◆ Source data ◆

╭──

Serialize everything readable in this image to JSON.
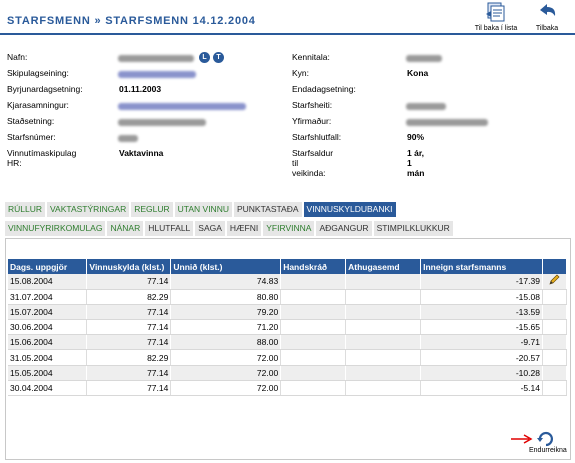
{
  "header": {
    "title_part1": "STARFSMENN",
    "title_sep": "»",
    "title_part2": "STARFSMENN 14.12.2004",
    "list_button_label": "Til baka í lista",
    "back_button_label": "Tilbaka"
  },
  "info_left": [
    {
      "label": "Nafn:",
      "value": ""
    },
    {
      "label": "Skipulagseining:",
      "value": ""
    },
    {
      "label": "Byrjunardagsetning:",
      "value": "01.11.2003"
    },
    {
      "label": "Kjarasamningur:",
      "value": ""
    },
    {
      "label": "Staðsetning:",
      "value": ""
    },
    {
      "label": "Starfsnúmer:",
      "value": ""
    },
    {
      "label": "Vinnutímaskipulag HR:",
      "value": "Vaktavinna"
    }
  ],
  "info_right": [
    {
      "label": "Kennitala:",
      "value": ""
    },
    {
      "label": "Kyn:",
      "value": "Kona"
    },
    {
      "label": "Endadagsetning:",
      "value": ""
    },
    {
      "label": "Starfsheiti:",
      "value": ""
    },
    {
      "label": "Yfirmaður:",
      "value": ""
    },
    {
      "label": "Starfshlutfall:",
      "value": "90%"
    },
    {
      "label": "Starfsaldur til veikinda:",
      "value": "1 ár, 1 mán"
    }
  ],
  "name_badges": [
    "L",
    "T"
  ],
  "tabs_row1": [
    {
      "label": "RÚLLUR",
      "style": "green"
    },
    {
      "label": "VAKTASTÝRINGAR",
      "style": "green"
    },
    {
      "label": "REGLUR",
      "style": "green"
    },
    {
      "label": "UTAN VINNU",
      "style": "green"
    },
    {
      "label": "PUNKTASTAÐA",
      "style": "dark"
    },
    {
      "label": "VINNUSKYLDUBANKI",
      "style": "active"
    }
  ],
  "tabs_row2": [
    {
      "label": "VINNUFYRIRKOMULAG",
      "style": "green"
    },
    {
      "label": "NÁNAR",
      "style": "green"
    },
    {
      "label": "HLUTFALL",
      "style": "dark"
    },
    {
      "label": "SAGA",
      "style": "dark"
    },
    {
      "label": "HÆFNI",
      "style": "dark"
    },
    {
      "label": "YFIRVINNA",
      "style": "green"
    },
    {
      "label": "AÐGANGUR",
      "style": "dark"
    },
    {
      "label": "STIMPILKLUKKUR",
      "style": "dark"
    }
  ],
  "table": {
    "columns": [
      "Dags. uppgjör",
      "Vinnuskylda (klst.)",
      "Unnið (klst.)",
      "Handskráð",
      "Athugasemd",
      "Inneign starfsmanns",
      ""
    ],
    "rows": [
      [
        "15.08.2004",
        "77.14",
        "74.83",
        "",
        "",
        "-17.39"
      ],
      [
        "31.07.2004",
        "82.29",
        "80.80",
        "",
        "",
        "-15.08"
      ],
      [
        "15.07.2004",
        "77.14",
        "79.20",
        "",
        "",
        "-13.59"
      ],
      [
        "30.06.2004",
        "77.14",
        "71.20",
        "",
        "",
        "-15.65"
      ],
      [
        "15.06.2004",
        "77.14",
        "88.00",
        "",
        "",
        "-9.71"
      ],
      [
        "31.05.2004",
        "82.29",
        "72.00",
        "",
        "",
        "-20.57"
      ],
      [
        "15.05.2004",
        "77.14",
        "72.00",
        "",
        "",
        "-10.28"
      ],
      [
        "30.04.2004",
        "77.14",
        "72.00",
        "",
        "",
        "-5.14"
      ]
    ]
  },
  "recalc_label": "Endurreikna",
  "colors": {
    "primary": "#2a5a9a",
    "tab_green": "#2e7d2e",
    "arrow_red": "#e00000"
  }
}
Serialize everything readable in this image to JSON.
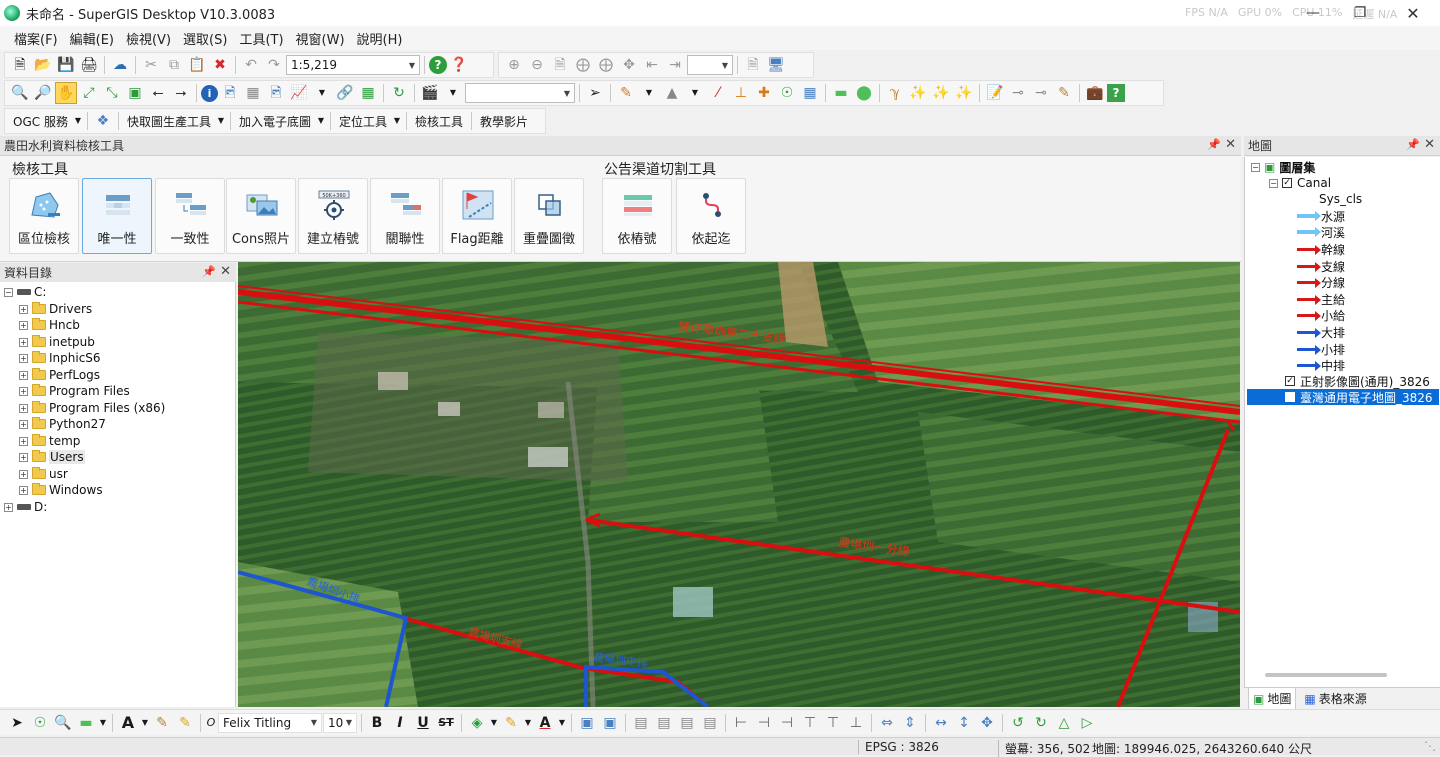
{
  "app": {
    "title": "未命名 - SuperGIS Desktop V10.3.0083",
    "overlay": [
      "FPS N/A",
      "GPU 0%",
      "CPU 11%",
      "延遲 N/A"
    ]
  },
  "menu": [
    "檔案(F)",
    "編輯(E)",
    "檢視(V)",
    "選取(S)",
    "工具(T)",
    "視窗(W)",
    "說明(H)"
  ],
  "toolbar": {
    "scale_value": "1:5,219",
    "row3": [
      "OGC 服務",
      "快取圖生產工具",
      "加入電子底圖",
      "定位工具",
      "檢核工具",
      "教學影片"
    ]
  },
  "inspection_panel": {
    "title": "農田水利資料檢核工具",
    "group1_label": "檢核工具",
    "group2_label": "公告渠道切割工具",
    "buttons1": [
      "區位檢核",
      "唯一性",
      "一致性",
      "Cons照片",
      "建立樁號",
      "關聯性",
      "Flag距離",
      "重疊圖徵"
    ],
    "buttons2": [
      "依樁號",
      "依起迄"
    ],
    "active_button": "唯一性"
  },
  "catalog": {
    "title": "資料目錄",
    "root": "C:",
    "folders": [
      "Drivers",
      "Hncb",
      "inetpub",
      "InphicS6",
      "PerfLogs",
      "Program Files",
      "Program Files (x86)",
      "Python27",
      "temp",
      "Users",
      "usr",
      "Windows"
    ],
    "drive2": "D:"
  },
  "map_labels": {
    "label1": "鯉仔潭圳第二十支線",
    "label2": "農場圳一分線",
    "label3": "農場圳支線",
    "label4": "農場圳中排",
    "label5": "農場圳小排"
  },
  "legend": {
    "title": "地圖",
    "root": "圖層集",
    "layer": "Canal",
    "field": "Sys_cls",
    "classes": [
      {
        "label": "水源",
        "color": "#6ec6f5"
      },
      {
        "label": "河溪",
        "color": "#6ec6f5"
      },
      {
        "label": "幹線",
        "color": "#d81818"
      },
      {
        "label": "支線",
        "color": "#d81818"
      },
      {
        "label": "分線",
        "color": "#d81818"
      },
      {
        "label": "主給",
        "color": "#d81818"
      },
      {
        "label": "小給",
        "color": "#d81818"
      },
      {
        "label": "大排",
        "color": "#1e56d0"
      },
      {
        "label": "小排",
        "color": "#1e56d0"
      },
      {
        "label": "中排",
        "color": "#1e56d0"
      }
    ],
    "layer2": "正射影像圖(通用)_3826",
    "layer3": "臺灣通用電子地圖_3826",
    "tab1": "地圖",
    "tab2": "表格來源"
  },
  "drawing": {
    "font": "Felix Titling",
    "size": "10"
  },
  "status": {
    "epsg": "EPSG : 3826",
    "screen": "螢幕: 356, 502",
    "map": "地圖: 189946.025, 2643260.640 公尺"
  }
}
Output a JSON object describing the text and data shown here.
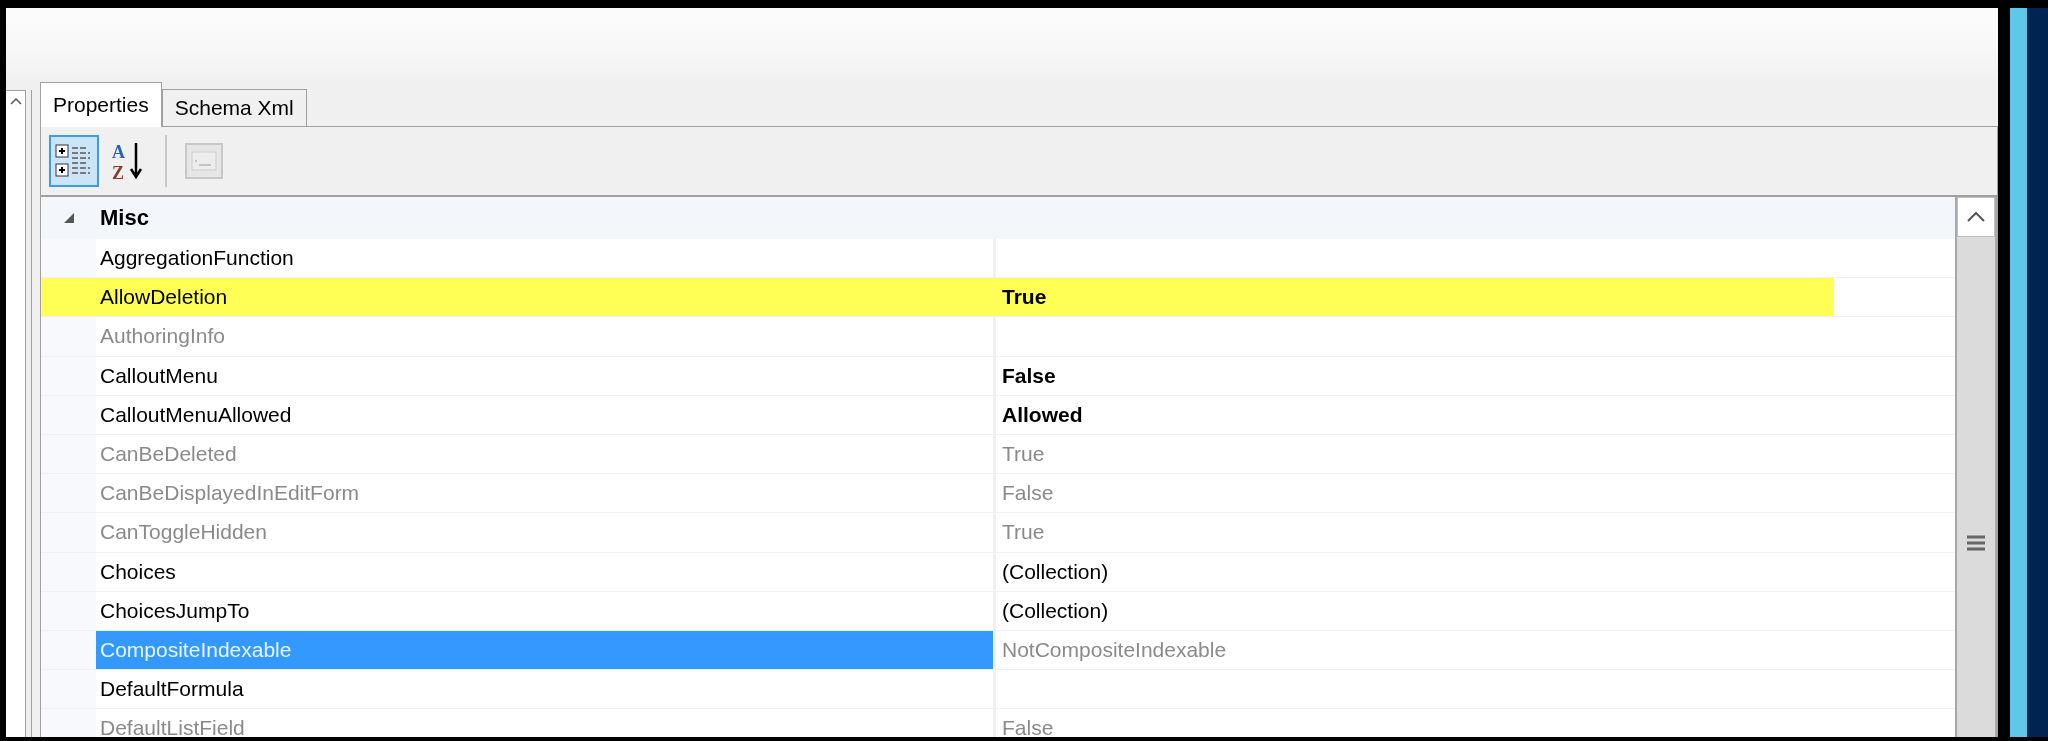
{
  "tabs": [
    {
      "label": "Properties",
      "selected": true
    },
    {
      "label": "Schema Xml",
      "selected": false
    }
  ],
  "toolbar": [
    {
      "kind": "categorized",
      "selected": true,
      "disabled": false
    },
    {
      "kind": "alphabetical",
      "selected": false,
      "disabled": false,
      "letters": [
        "A",
        "Z"
      ]
    },
    {
      "kind": "property-pages",
      "selected": false,
      "disabled": true
    }
  ],
  "category": {
    "label": "Misc",
    "expanded": true
  },
  "rows": [
    {
      "name": "AggregationFunction",
      "readonly": false,
      "highlighted": false,
      "selected": false
    },
    {
      "name": "AllowDeletion",
      "value": "True",
      "readonly": false,
      "modified": true,
      "highlighted": true,
      "selected": false
    },
    {
      "name": "AuthoringInfo",
      "readonly": true,
      "highlighted": false,
      "selected": false
    },
    {
      "name": "CalloutMenu",
      "value": "False",
      "readonly": false,
      "modified": true,
      "highlighted": false,
      "selected": false
    },
    {
      "name": "CalloutMenuAllowed",
      "value": "Allowed",
      "readonly": false,
      "modified": true,
      "highlighted": false,
      "selected": false
    },
    {
      "name": "CanBeDeleted",
      "value": "True",
      "readonly": true,
      "modified": false,
      "highlighted": false,
      "selected": false
    },
    {
      "name": "CanBeDisplayedInEditForm",
      "value": "False",
      "readonly": true,
      "modified": false,
      "highlighted": false,
      "selected": false
    },
    {
      "name": "CanToggleHidden",
      "value": "True",
      "readonly": true,
      "modified": false,
      "highlighted": false,
      "selected": false
    },
    {
      "name": "Choices",
      "value": "(Collection)",
      "readonly": false,
      "modified": false,
      "highlighted": false,
      "selected": false
    },
    {
      "name": "ChoicesJumpTo",
      "value": "(Collection)",
      "readonly": false,
      "modified": false,
      "highlighted": false,
      "selected": false
    },
    {
      "name": "CompositeIndexable",
      "value": "NotCompositeIndexable",
      "readonly": true,
      "modified": false,
      "highlighted": false,
      "selected": true
    },
    {
      "name": "DefaultFormula",
      "readonly": false,
      "highlighted": false,
      "selected": false
    },
    {
      "name": "DefaultListField",
      "value": "False",
      "readonly": true,
      "modified": false,
      "highlighted": false,
      "selected": false
    }
  ]
}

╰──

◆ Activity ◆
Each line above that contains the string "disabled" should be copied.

◆ Response area ◆
      "disabled": false
      "disabled": false,
      "disabled": true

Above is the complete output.